(We have written about this practice in a recent forbes article.)
It is our contention that rather than limits placed based on area property values, we believe that if HUD believes that different limits are in order, HUD should consider placing limits based on regional historical appreciation rates.
HUD gives the same loan limits as a percentage of value to all properties, regardless of whether those properties typically experience similar rates of property value appreciation. This is true regardless of the value, and regardless of at what value they set the limit.
In other words, borrowers with properties that never really grew in value, for example, would get the same 60% starting loan as a percentage of the total value of the property as a borrower who had a home that experienced 5 – 7% appreciation every year.
If both borrowers extracted the same amount of equity from their homes, lived in the property comparable times and accrued similar interest, the loan on the properties that never experience any appreciation would be the one most likely to experience the greatest loss (all other things being equal).
And quite often, those same properties fall well below the loan limits that HUD set so just lowering the lending limit does not seem as though it will lower the potential losses.

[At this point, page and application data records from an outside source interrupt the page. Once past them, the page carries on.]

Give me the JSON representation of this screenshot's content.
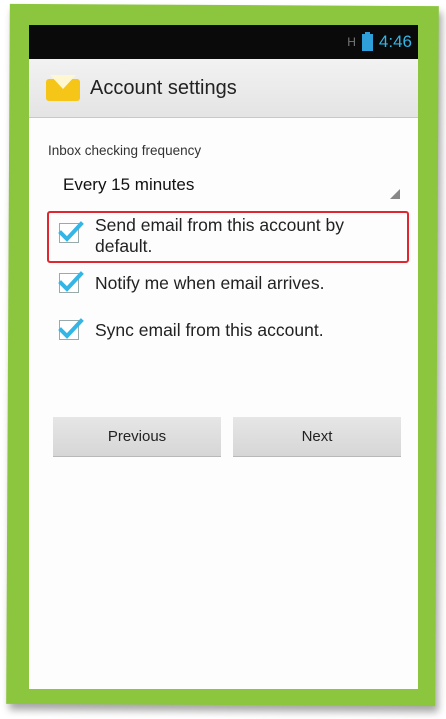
{
  "statusbar": {
    "signal": "H",
    "time": "4:46"
  },
  "actionbar": {
    "title": "Account settings"
  },
  "form": {
    "frequency_label": "Inbox checking frequency",
    "frequency_value": "Every 15 minutes",
    "options": [
      {
        "label": "Send email from this account by default.",
        "checked": true
      },
      {
        "label": "Notify me when email arrives.",
        "checked": true
      },
      {
        "label": "Sync email from this account.",
        "checked": true
      }
    ]
  },
  "buttons": {
    "previous": "Previous",
    "next": "Next"
  },
  "colors": {
    "frame": "#8cc63f",
    "accent": "#33b5e5",
    "highlight": "#e0262e",
    "check": "#33b5e5"
  }
}
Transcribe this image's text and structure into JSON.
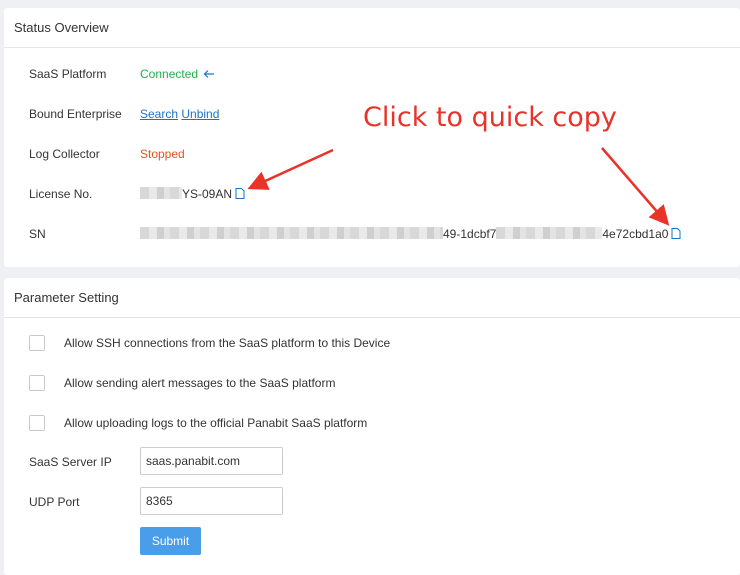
{
  "status": {
    "title": "Status Overview",
    "saas_platform": {
      "label": "SaaS Platform",
      "value": "Connected",
      "color": "#22b14c",
      "icon": "arrow-left-icon"
    },
    "bound_enterprise": {
      "label": "Bound Enterprise",
      "search_link": "Search",
      "unbind_link": "Unbind"
    },
    "log_collector": {
      "label": "Log Collector",
      "value": "Stopped",
      "color": "#e0541e"
    },
    "license": {
      "label": "License No.",
      "value_visible": "YS-09AN",
      "icon": "copy-icon"
    },
    "sn": {
      "label": "SN",
      "part1": "49-1dcbf7",
      "part2": "4e72cbd1a0",
      "icon": "copy-icon"
    }
  },
  "annotation": {
    "text": "Click to quick copy",
    "color": "#e8322a"
  },
  "params": {
    "title": "Parameter Setting",
    "checkboxes": [
      {
        "label": "Allow SSH connections from the SaaS platform to this Device",
        "checked": false
      },
      {
        "label": "Allow sending alert messages to the SaaS platform",
        "checked": false
      },
      {
        "label": "Allow uploading logs to the official Panabit SaaS platform",
        "checked": false
      }
    ],
    "server_ip": {
      "label": "SaaS Server IP",
      "value": "saas.panabit.com"
    },
    "udp_port": {
      "label": "UDP Port",
      "value": "8365"
    },
    "submit_label": "Submit",
    "accent": "#4a9de8"
  }
}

Lowering the loan limit will not lower the exposure to HUD if the starting or ultimate loan to value is still too high as a comparison to the amount the property will be worth in the future.
Granted, no one really knows how much appreciation any property will experience but we certainly know from historical data what areas of the country appreciate at a greater rate.

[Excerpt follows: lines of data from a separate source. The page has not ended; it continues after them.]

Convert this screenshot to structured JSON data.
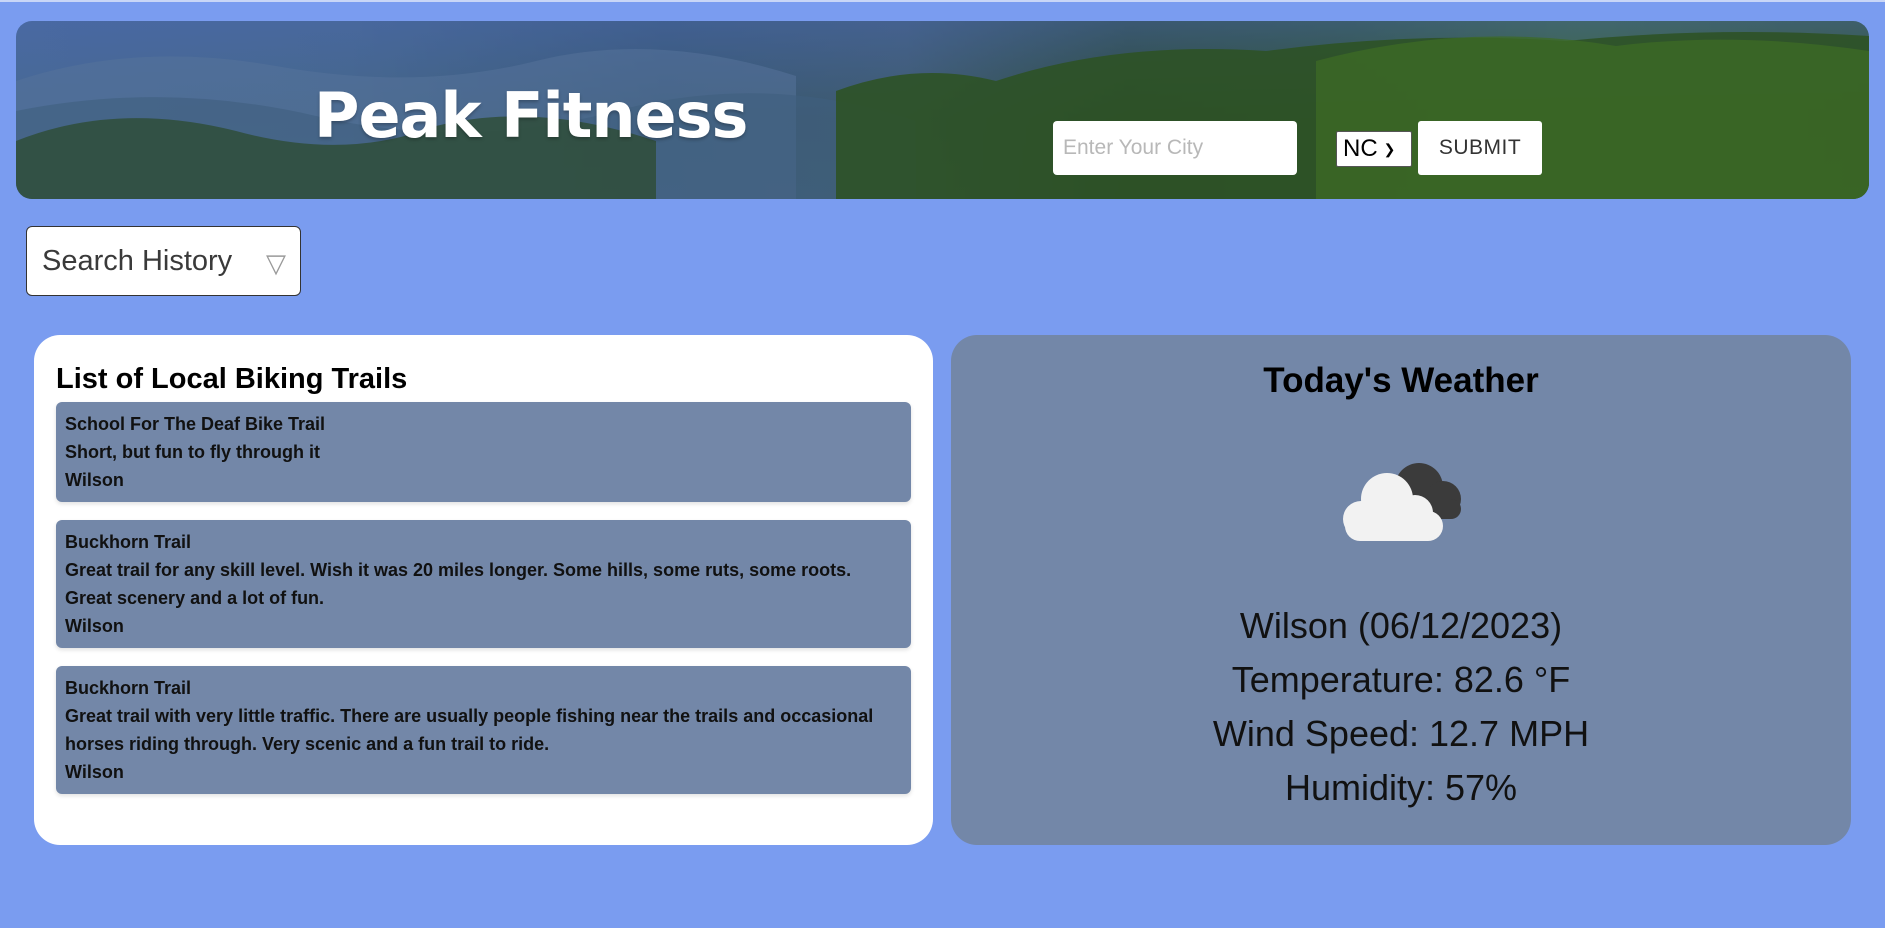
{
  "header": {
    "title": "Peak Fitness",
    "city_placeholder": "Enter Your City",
    "state_selected": "NC",
    "submit_label": "SUBMIT"
  },
  "search_history": {
    "label": "Search History"
  },
  "trails": {
    "title": "List of Local Biking Trails",
    "items": [
      {
        "name": "School For The Deaf Bike Trail",
        "description": "Short, but fun to fly through it",
        "city": "Wilson"
      },
      {
        "name": "Buckhorn Trail",
        "description": "Great trail for any skill level. Wish it was 20 miles longer. Some hills, some ruts, some roots. Great scenery and a lot of fun.",
        "city": "Wilson"
      },
      {
        "name": "Buckhorn Trail",
        "description": "Great trail with very little traffic. There are usually people fishing near the trails and occasional horses riding through. Very scenic and a fun trail to ride.",
        "city": "Wilson"
      }
    ]
  },
  "weather": {
    "title": "Today's Weather",
    "icon": "cloudy-icon",
    "city_date": "Wilson (06/12/2023)",
    "temperature": "Temperature: 82.6 °F",
    "wind": "Wind Speed: 12.7 MPH",
    "humidity": "Humidity: 57%"
  },
  "colors": {
    "page_bg": "#7a9cf0",
    "card_bg": "#7387a8",
    "panel_bg": "#ffffff"
  }
}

Even higher limits available for 2020 Proprietary & Jumbo products
We do not have all the data that HUD has to review, so it is only our unproven belief based on the experience of the loans we routinely originate now that simply lowering the loan limits will give HUD substantially the same properties they now receive and will only affect some of the higher values in certain areas, and not necessarily the ones that would experience the greatest percentage of loss.
Nevertheless, sometime in 2020 we may see that HUD institutes regional limits that will lower the maximum lending limits in some areas in their further attempts to mitigate the losses the program has experienced (which are down considerably already with the changes made so far).

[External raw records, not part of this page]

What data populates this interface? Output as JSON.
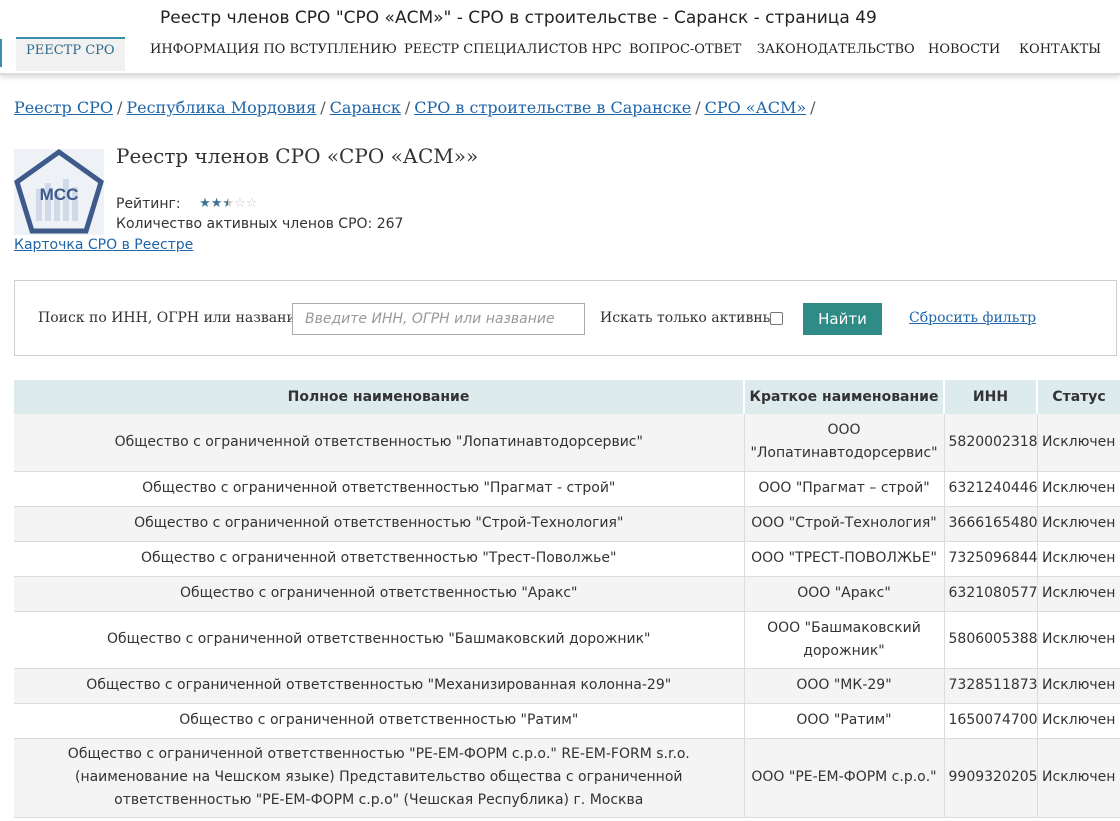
{
  "window": {
    "title": "Реестр членов СРО \"СРО «АСМ»\" - СРО в строительстве - Саранск - страница 49"
  },
  "nav": {
    "items": [
      {
        "label": "Реестр СРО",
        "active": true
      },
      {
        "label": "Информация по вступлению"
      },
      {
        "label": "Реестр специалистов НРС"
      },
      {
        "label": "Вопрос-ответ"
      },
      {
        "label": "Законодательство"
      },
      {
        "label": "Новости"
      },
      {
        "label": "Контакты"
      }
    ]
  },
  "breadcrumbs": [
    "Реестр СРО",
    "Республика Мордовия",
    "Саранск",
    "СРО в строительстве в Саранске",
    "СРО «АСМ»"
  ],
  "breadcrumb_sep": "/",
  "org": {
    "logo_text": "МСС",
    "title": "Реестр членов СРО «СРО «АСМ»»",
    "rating_label": "Рейтинг:",
    "rating_value": 2.5,
    "rating_max": 5,
    "members_label": "Количество активных членов СРО: 267",
    "card_link": "Карточка СРО в Реестре"
  },
  "search": {
    "label": "Поиск по ИНН, ОГРН или названию:",
    "placeholder": "Введите ИНН, ОГРН или название",
    "value": "",
    "active_label": "Искать только активные",
    "active_checked": false,
    "button": "Найти",
    "reset": "Сбросить фильтр"
  },
  "table": {
    "headers": [
      "Полное наименование",
      "Краткое наименование",
      "ИНН",
      "Статус"
    ],
    "rows": [
      {
        "full": "Общество с ограниченной ответственностью \"Лопатинавтодорсервис\"",
        "short": "ООО \"Лопатинавтодорсервис\"",
        "inn": "5820002318",
        "status": "Исключен"
      },
      {
        "full": "Общество с ограниченной ответственностью \"Прагмат - строй\"",
        "short": "ООО \"Прагмат – строй\"",
        "inn": "6321240446",
        "status": "Исключен"
      },
      {
        "full": "Общество с ограниченной ответственностью \"Строй-Технология\"",
        "short": "ООО \"Строй-Технология\"",
        "inn": "3666165480",
        "status": "Исключен"
      },
      {
        "full": "Общество с ограниченной ответственностью \"Трест-Поволжье\"",
        "short": "ООО \"ТРЕСТ-ПОВОЛЖЬЕ\"",
        "inn": "7325096844",
        "status": "Исключен"
      },
      {
        "full": "Общество с ограниченной ответственностью \"Аракс\"",
        "short": "ООО \"Аракс\"",
        "inn": "6321080577",
        "status": "Исключен"
      },
      {
        "full": "Общество с ограниченной ответственностью \"Башмаковский дорожник\"",
        "short": "ООО \"Башмаковский дорожник\"",
        "inn": "5806005388",
        "status": "Исключен"
      },
      {
        "full": "Общество с ограниченной ответственностью \"Механизированная колонна-29\"",
        "short": "ООО \"МК-29\"",
        "inn": "7328511873",
        "status": "Исключен"
      },
      {
        "full": "Общество с ограниченной ответственностью \"Ратим\"",
        "short": "ООО \"Ратим\"",
        "inn": "1650074700",
        "status": "Исключен"
      },
      {
        "full": "Общество с ограниченной ответственностью \"РЕ-ЕМ-ФОРМ с.р.о.\" RE-EM-FORM s.r.o. (наименование на Чешском языке) Представительство общества с ограниченной ответственностью \"РЕ-ЕМ-ФОРМ с.р.о\" (Чешская Республика) г. Москва",
        "short": "ООО \"РЕ-ЕМ-ФОРМ с.р.о.\"",
        "inn": "9909320205",
        "status": "Исключен"
      }
    ]
  },
  "colors": {
    "accent": "#3a8ea8",
    "button": "#2e8b86",
    "link": "#1f65a8",
    "header_bg": "#ddebed"
  }
}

But for the time being, borrowers with higher values can take advantage of the raised 2020 HECM limits.
And borrowers can also take heart that proprietary or jumbo programs (often also called jumbo reverse mortgages) are improving constantly and their minimum limits have come down substantially so there will be other options available as well.
How much did the limit increase for 2020?
The FHA reverse mortgage limit has been increased from $726,525 to $765,600 which is an increase of $39,075. The limit on a reverse mortgage is the maximum home value that the loan to value percentage can be applied to. For example, if your home appraised for $775,000 the loan to value you can borrow would be applied to $765,600.
What is the maximum you can borrow on a reverse mortgage?
The maximum amount that you can borrow on a reverse mortgage loan depends on the age of the youngest borrower/spouse and the interest rate available. The older you are the more you can borrow. The FHA HECM program tops out at 75% max loan to value at around 93 years of age or older.
Will mortgage rates go down in 2020?
While it is impossible to predict where interest rates will go in 2020, the Fed has indicated a desire to keep rates low in 2020 barring any significant inflation.
What is principal limit on a reverse mortgage?
The Principal Limit is the initial loan amount that is available to a borrower on a reverse mortgage at the time the loan is taken out. It is determined by the Age of the youngest borrower/spouse, interest rate and home value or lending limit (whichever is less).
Are there any changes for Condominiums in 2020?
HUD made changes to the Condominium rules in 2019 allowing for single unit approvals. At this time, there are no further changes expected or announced by FHA regarding Condominiums.